In particular, this perennial is well known for its flowers for cutting and showy flowers around the plant enthusiast community.
The Kilmarnock Willow produces some beautiful yellow, or blue and purple/lavender flowers around this time of year.
The leaves from the Kilmarnock Willow have a beautiful green color during most of the year.
In particular, they have a opposite organization in its leaves.
You can expect the leaves from your Salix Caprea ‘Kilmarnock’ to be around (3-6 inches) in size.
Attracts, Tolerance and Resistance
The Kilmarnock Willow is well known for being able to attract butterflies, birds and hummingbirds, so keep that in mind when choosing your plant, as you’ll likely end up finding one or another in your garden.
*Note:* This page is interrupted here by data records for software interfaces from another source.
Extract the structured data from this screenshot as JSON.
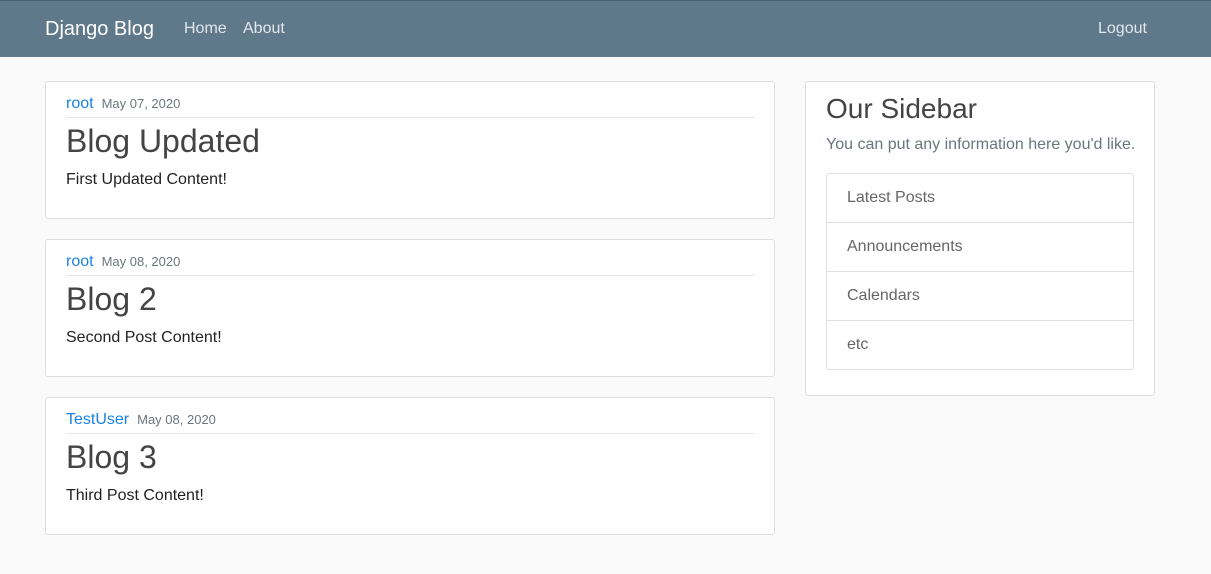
{
  "navbar": {
    "brand": "Django Blog",
    "links": [
      "Home",
      "About"
    ],
    "logout": "Logout"
  },
  "posts": [
    {
      "author": "root",
      "date": "May 07, 2020",
      "title": "Blog Updated",
      "content": "First Updated Content!"
    },
    {
      "author": "root",
      "date": "May 08, 2020",
      "title": "Blog 2",
      "content": "Second Post Content!"
    },
    {
      "author": "TestUser",
      "date": "May 08, 2020",
      "title": "Blog 3",
      "content": "Third Post Content!"
    }
  ],
  "sidebar": {
    "title": "Our Sidebar",
    "text": "You can put any information here you'd like.",
    "items": [
      "Latest Posts",
      "Announcements",
      "Calendars",
      "etc"
    ]
  },
  "colors": {
    "navbar": "#5f788a",
    "link": "#1a82e2",
    "background": "#fafafa"
  }
}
Additionally, it has a special tolerance for drought and animals like deer, so don’t worry if any of these come along, your Salix Caprea ‘Kilmarnock’ will be fine.
How should you then organize your garden to include your new Kilmarnock Willow? Here are some recommendations by expert gardeners.
Most Salix Caprea ‘Kilmarnock’ owners agree that this perennial will look great in most contemporary, asian/zen and cottage gardens of all types.
Other owners consider that they complement well most gardens of coastal garden, city and courtyard, and in informal and cottage styles.
In particular, the Kilmarnock Willow’s best location within your garden is in patio and containers, beds and borders, and in wall-side borders, others use it for landscaping in a specimen, cutting garden, water garden, rock garden, very wet areas, or a woodland garden.
Kilmarnock Willow’s do well with some other plants beside it. One good companion plant is the Forsythia, which will pair up nicely with your leafy friend.
Others consider that a nice Monarda will work well too, so choose whichever you find works best for you!
So that’s it! These are the main plant care requirements that you need to keep in mind in order to have a healthy Kilmarnock Willow in your garden or home.